Well-written blog = great digital media strategy for Goodwill of Washington, DC

Digital marketers and social media “experts” sure love the shiny and new. As soon as one technology develops – email, Tripod, theGlobe, online forums, blogs, SMS, social networks – anything and everything that came before is old news, boring, stale, dead.

And, of course, Joe Q Public is usually 4 or 5 circles – or more – behind. As an aside, I drink coffee and read my newspapers every morning at a small, country store/diner with mostly a blue-collar crowd. I always enjoy hearing and eavesdropping on their consumer habits – especially when it comes to online and digital. Needless to say, if I mentioned Tweets to this crowd, they’d look around for a bird.

That’s just a setup for mentioning Goodwill of Washington, DC’s success with a simple ole blog – running on Blogger nonetheless – not even a WordPress installation. It’s important to keep in mind the power of a good blog with compelling content –  especially when I’ve seen more than one person say that blogs are dead in favor of Twitter.

As detailed in this Search Engine Guide story, in June 2007 Goodwill of Washington DC decided to increase their social media strategy.

They had two goals for the program:

1. Transform their live fashion show into a virtual fashion show – to help drive traffic to Goodwill’s new eBay store.

2. Reach a younger, hipper audience online.

Em Hall, Goodwill’s retail marketing manager, wrote her first blog entry on the DC Goodwill Fashion Blog as the DC Goodwill Fashionista on July 12, 2007.

Check out these results so far:

  • The blog now averages 3,500 unique vistors a week.
  • 1 out of 14 people who read the blog clickthrough to Goodwill’s online stores – eBay, ShopGoodwill.com.
  • 1 out of 6 people who visited the virtual fashion show visited one of the online stores.
  • The blog rentention rate is over 60 percent.

All that from a targeted, well-written blog hosted on Blogger.com

  • That's awesome — I've given up on Twitter, after creating and then deleting two Twitter accounts. I just didn't like the throwaway aspect of it, the triviality. Some folks do Tweets well, but most… I don't really care what you had for breakfast.

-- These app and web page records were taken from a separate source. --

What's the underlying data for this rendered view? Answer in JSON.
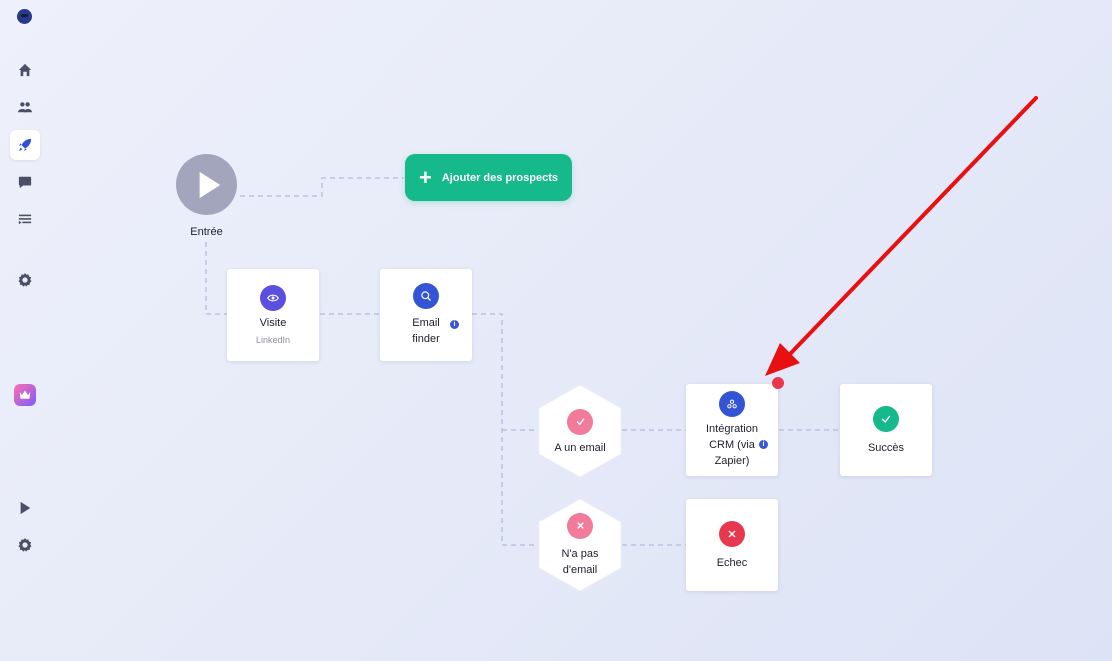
{
  "sidebar": {
    "items": [
      {
        "icon": "home-icon"
      },
      {
        "icon": "users-icon"
      },
      {
        "icon": "rocket-icon",
        "active": true
      },
      {
        "icon": "chat-icon"
      },
      {
        "icon": "list-icon"
      },
      {
        "icon": "gear-icon"
      },
      {
        "icon": "play-icon"
      },
      {
        "icon": "gear-icon"
      }
    ]
  },
  "flow": {
    "start_label": "Entrée",
    "add_prospects_label": "Ajouter des prospects",
    "visit": {
      "title": "Visite",
      "subtitle": "LinkedIn"
    },
    "email_finder": {
      "title_line1": "Email",
      "title_line2": "finder",
      "info": "i"
    },
    "has_email": {
      "label": "A un email"
    },
    "no_email": {
      "label_line1": "N'a pas",
      "label_line2": "d'email"
    },
    "crm": {
      "line1": "Intégration",
      "line2": "CRM (via",
      "line3": "Zapier)",
      "info": "i"
    },
    "success": {
      "label": "Succès"
    },
    "failure": {
      "label": "Echec"
    }
  },
  "colors": {
    "accent": "#2f4fd9",
    "success": "#16b98a",
    "danger": "#e8384f",
    "pink": "#f27a9b",
    "purple": "#5b4fe0",
    "annotation_arrow": "#e81010"
  }
}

    I hope blogs will make a comeback! There's something to be said for a well-written entry of more than 140 characters.

  • jeffrutherford

    Mike,

    I think you may end up going back to Twitter. I think it does matter who you're following. Scalzi for instance, writes a much better blog, than what he Twitters. He Twitters about his cat and stuff.

    Also, were you using the Twitter site? Have you used a Twitter client? I highly recommend Tweetdeck. You can set up persistent searches so whenever someone mentions Mike Jasper in a post, you can see it – when you log in – you don't have to be watching the Twitter stream live.

    Jeff

  • Mike,

    I think you may end up going back to Twitter. I think it does matter who you're following. Scalzi for instance, writes a much better blog, than what he Twitters. He Twitters about his cat and stuff.

    Also, were you using the Twitter site? Have you used a Twitter client? I highly recommend Tweetdeck. You can set up persistent searches so whenever someone mentions Mike Jasper in a post, you can see it – when you log in – you don't have to be watching the Twitter stream live.

    Jeff